We were only in Riobamba for a day but I just knew I had to try and see the highest mountain in Ecuador, Chimborazo. Even though it was hidden behind layers of cloud, late afternoon weather patterns in the Andes can change rapidly. So I asked the manager of the front desk at our hotel if a taxi driver could take us to a good view point with a possible chance to take good pictures of the snow covered volcano. This was a last minute request on a Sunday afternoon, not the best plan in the world. But, about a half hour later, our guide for the afternoon, Angel, pulled up in his bright yellow taxi cab and my friend Beth and I headed out to discover the countryside surrounding Riobamba.

Shepherd near ChimborazoWe headed straight out of town to the road that goes up the mountain itself. Angel told us that we could be at the entrance to the hiking trail to the refugio in about 45 minutes. Of course, that would be without stopping for pictures. And stop for pictures we did – the paved road meanders through small villages where locals still make a living from the mountain, most by herding sheep, cattle, and llamingos (the local word for the alpacas and llamas that thrive in the high paramo). Rolling foothills were a patchwork of green pastures, golden long stem grasses, and plowed volcanic soil the color of well-brewed coffee.

The Base of Chimborazo

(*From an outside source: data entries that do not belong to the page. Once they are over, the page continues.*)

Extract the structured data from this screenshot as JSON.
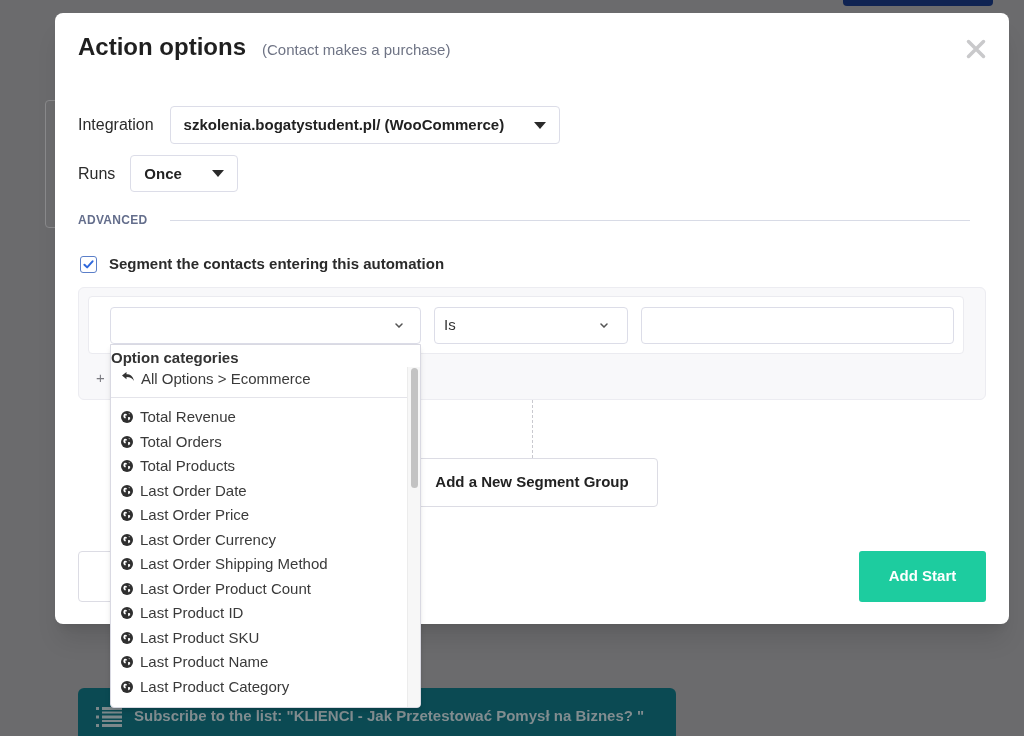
{
  "dialog": {
    "title": "Action options",
    "subtitle": "(Contact makes a purchase)",
    "fields": [
      {
        "label": "Integration",
        "value": "szkolenia.bogatystudent.pl/ (WooCommerce)"
      },
      {
        "label": "Runs",
        "value": "Once"
      }
    ],
    "section": "ADVANCED",
    "segment": {
      "label": "Segment the contacts entering this automation",
      "checked": true
    },
    "condition": {
      "operator": "Is",
      "add": "+"
    },
    "add_group_button": "Add a New Segment Group",
    "primary_button": "Add Start"
  },
  "dropdown": {
    "heading": "Option categories",
    "back": "All Options > Ecommerce",
    "options": [
      "Total Revenue",
      "Total Orders",
      "Total Products",
      "Last Order Date",
      "Last Order Price",
      "Last Order Currency",
      "Last Order Shipping Method",
      "Last Order Product Count",
      "Last Product ID",
      "Last Product SKU",
      "Last Product Name",
      "Last Product Category"
    ]
  },
  "page": {
    "list_bar": "Subscribe to the list: \"KLIENCI - Jak Przetestować Pomysł na Biznes? \""
  }
}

Llamingos (or Alpacas)As we drove higher, the green pastures disappeared and were replaced by the dull browns and grays of what looked to be a high desert scrub. Some plants that we have seen on other high mountain tops, like the flowering bush chuquirahua, grew but very sparsely. Yet the locals still took their llamingos to eat the grasses from this dry place. In fact, as we were snapping pictures along side the road next to these high altitude pastures, an elderly woman brought her huge herd of alpacas down the mountainside onto the main highway. A small boy followed at the rear, making sure any stray animals made it back home as well. He gave us a huge grin as we took photos, even turning around to make sure we were still interested after the animals had already walked by.

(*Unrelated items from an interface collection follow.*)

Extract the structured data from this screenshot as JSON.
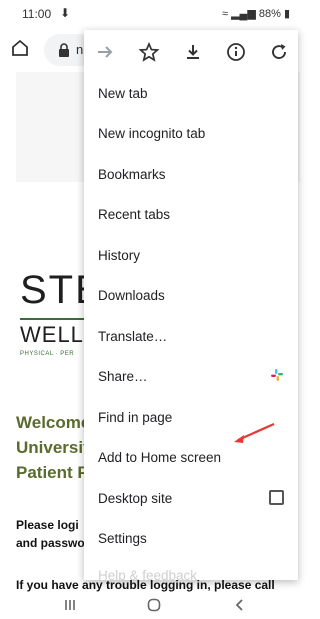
{
  "status_bar": {
    "time": "11:00",
    "battery": "88%"
  },
  "toolbar": {
    "url_partial": "n"
  },
  "page": {
    "logo_big": "STE",
    "logo_sub": "WELL",
    "logo_tag": "PHYSICAL · PER",
    "welcome_lines": [
      "Welcome",
      "Universit",
      "Patient P"
    ],
    "login_lines": [
      "Please logi",
      "and passwo"
    ],
    "trouble_text": "If you have any trouble logging in, please call"
  },
  "menu": {
    "icons": [
      "forward-arrow-icon",
      "star-icon",
      "download-icon",
      "info-icon",
      "refresh-icon"
    ],
    "items": [
      {
        "label": "New tab"
      },
      {
        "label": "New incognito tab"
      },
      {
        "label": "Bookmarks"
      },
      {
        "label": "Recent tabs"
      },
      {
        "label": "History"
      },
      {
        "label": "Downloads"
      },
      {
        "label": "Translate…"
      },
      {
        "label": "Share…"
      },
      {
        "label": "Find in page"
      },
      {
        "label": "Add to Home screen"
      },
      {
        "label": "Desktop site"
      },
      {
        "label": "Settings"
      },
      {
        "label": "Help & feedback"
      }
    ]
  },
  "nav_bar": {
    "icons": [
      "recents-icon",
      "home-circle-icon",
      "back-chevron-icon"
    ]
  },
  "colors": {
    "welcome_green": "#5a6b2e",
    "annotation_red": "#e53935"
  }
}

Young Shepherd of Chimborazo

High Paramo of ChimborazoA little further up the road and the terrain changed once again. Parts of the landscape looked more like the moon than our own planet earth. Undulating hills were stark with barely any vegetation covering the sandy ground. A few vicuña broke up the landscape, their long necks occasionally popping up from near constant grazing. The vicuña are peculiar animals. Clearly, they are related to llamas and alpacas but they are not domesticated. When two animals stand rear to rear, they look like a push-me pull-me from Doctor Doolittle.

Push Me Pull Me (Vicuñas)

Chimborazo, The FlirtBy this point, we have taken so many photos of the landscape, the people, the llamingos and the vicuña that are afternoon feels pretty complete. We hadn’t seen the mountain but we knew the possibility was a gamble. Mountains are fickle that way. But as our yellow taxi turned back to return us to Riobamba, the winds picked up and the gray clouds became swift moving white ones. Low and behold, we saw the high glacial peaks flirting with us! For about thirty minutes or so, we watched and waited as Chimborazo flirted with us. The sun came out, the white clouds got brighter, and the temperature started to drop drastically. Our poor guide had come unprepared for the high paramo and shivered with his arms pulled inside his thin soccer jersey. We were a little bit better prepared but still, without gloves and woolen hats, we finally gave up the watch. It seemed Chimborazo would only flirt and not come out to play.

Late Afternoon Shadows with a Scant View of Chimborazo

So down we drove, descending rapidly to the valley below. It was Beth, looking out the back window who noticed that the mountain had decided to join us. The clouds had moved and the view of Chimborazo was stunning. We did what we have never done before but had seen hundreds of Ecuadorians do – we stopped mid-highway, with no pull out and only a fair view of the road behind us, to snap some quick photos. It made me wish once again that the local government would build pull-outs, or at least a gravel shoulder, on their roads.

Chimborazo in Late Afternoon Light

Our afternoon was complete. Our goal was reached… I had finally seen the highest mountain in the country.

Milk Maids of Chimborazo

The sun was falling fast and it was time to be back at the hotel. But one exciting vista awaited us. Just before dropping into the valley, we noticed the surrounding mountains breaking through the late afternoon cloud cover. The most amazing was the erupting Mama Tungurahua, one of the most active volcanos in the country. She was spewing ash and smoke like a coal burning train. She lay on one side of the town of Riobamba. And on the other was the volcano Altar, a few of its snow laced peaks visible in the waning light.

Tungurahua in Eruption

A few lessons from the day – photos wait around every corner; light changes by the minute; mountains are shy but when they appear through the clouds, they are magical; and, most important, take advantage of every single minute in Ecuador.